Start of GIVEN DATA

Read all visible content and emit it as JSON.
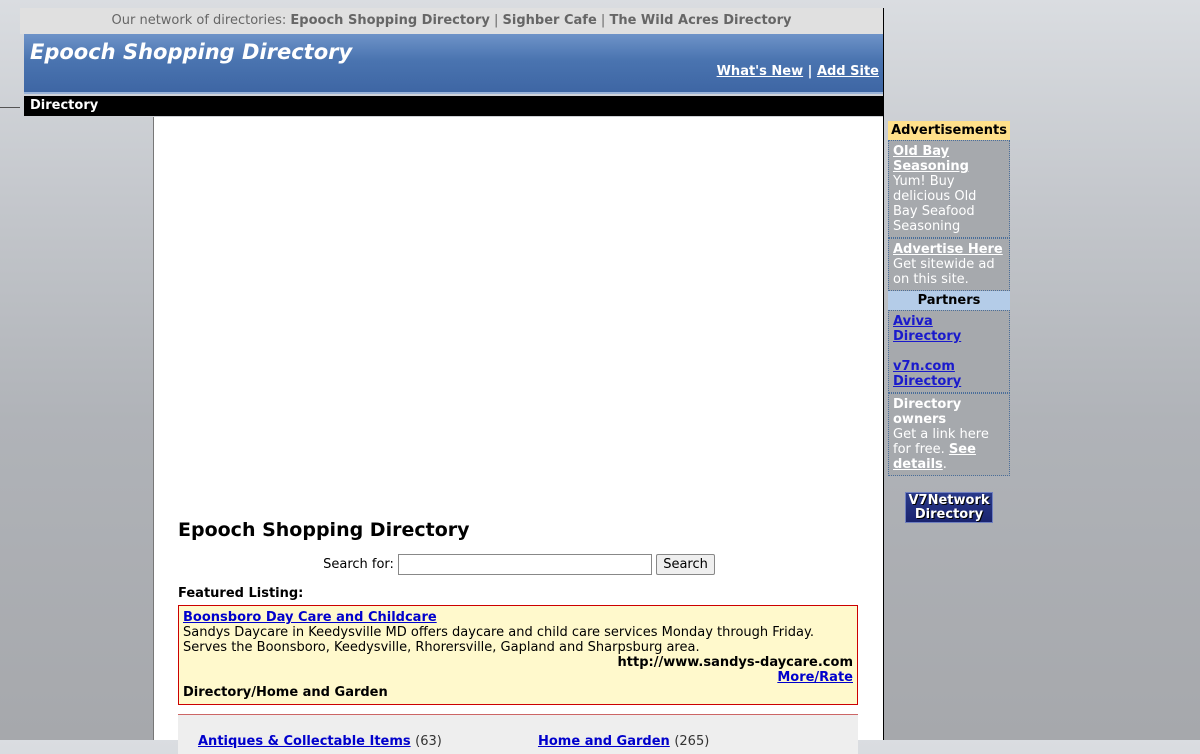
{
  "network": {
    "label": "Our network of directories:",
    "links": [
      "Epooch Shopping Directory",
      "Sighber Cafe",
      "The Wild Acres Directory"
    ],
    "separator": "|"
  },
  "header": {
    "title": "Epooch Shopping Directory",
    "links": [
      "What's New",
      "Add Site"
    ],
    "separator": "|"
  },
  "nav": {
    "label": "Directory"
  },
  "main": {
    "title": "Epooch Shopping Directory",
    "search": {
      "label": "Search for:",
      "value": "",
      "button": "Search"
    },
    "featured": {
      "label": "Featured Listing:",
      "title": "Boonsboro Day Care and Childcare",
      "description": "Sandys Daycare in Keedysville MD offers daycare and child care services Monday through Friday. Serves the Boonsboro, Keedysville, Rhorersville, Gapland and Sharpsburg area.",
      "url": "http://www.sandys-daycare.com",
      "more": "More/Rate",
      "category": "Directory/Home and Garden"
    },
    "categories": [
      {
        "name": "Antiques & Collectable Items",
        "count": "(63)"
      },
      {
        "name": "Home and Garden",
        "count": "(265)"
      }
    ]
  },
  "sidebar": {
    "ads_header": "Advertisements",
    "ads": [
      {
        "title": "Old Bay Seasoning",
        "text": "Yum! Buy delicious Old Bay Seafood Seasoning"
      },
      {
        "title": "Advertise Here",
        "text": "Get sitewide ad on this site."
      }
    ],
    "partners_header": "Partners",
    "partners": [
      "Aviva Directory",
      "v7n.com Directory"
    ],
    "owners": {
      "title": "Directory owners",
      "text": "Get a link here for free.",
      "link": "See details",
      "suffix": "."
    },
    "badge": {
      "line1": "V7Network",
      "line2": "Directory"
    }
  }
}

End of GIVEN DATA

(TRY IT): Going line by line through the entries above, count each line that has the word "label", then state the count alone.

(EXPECTED ANSWER): 4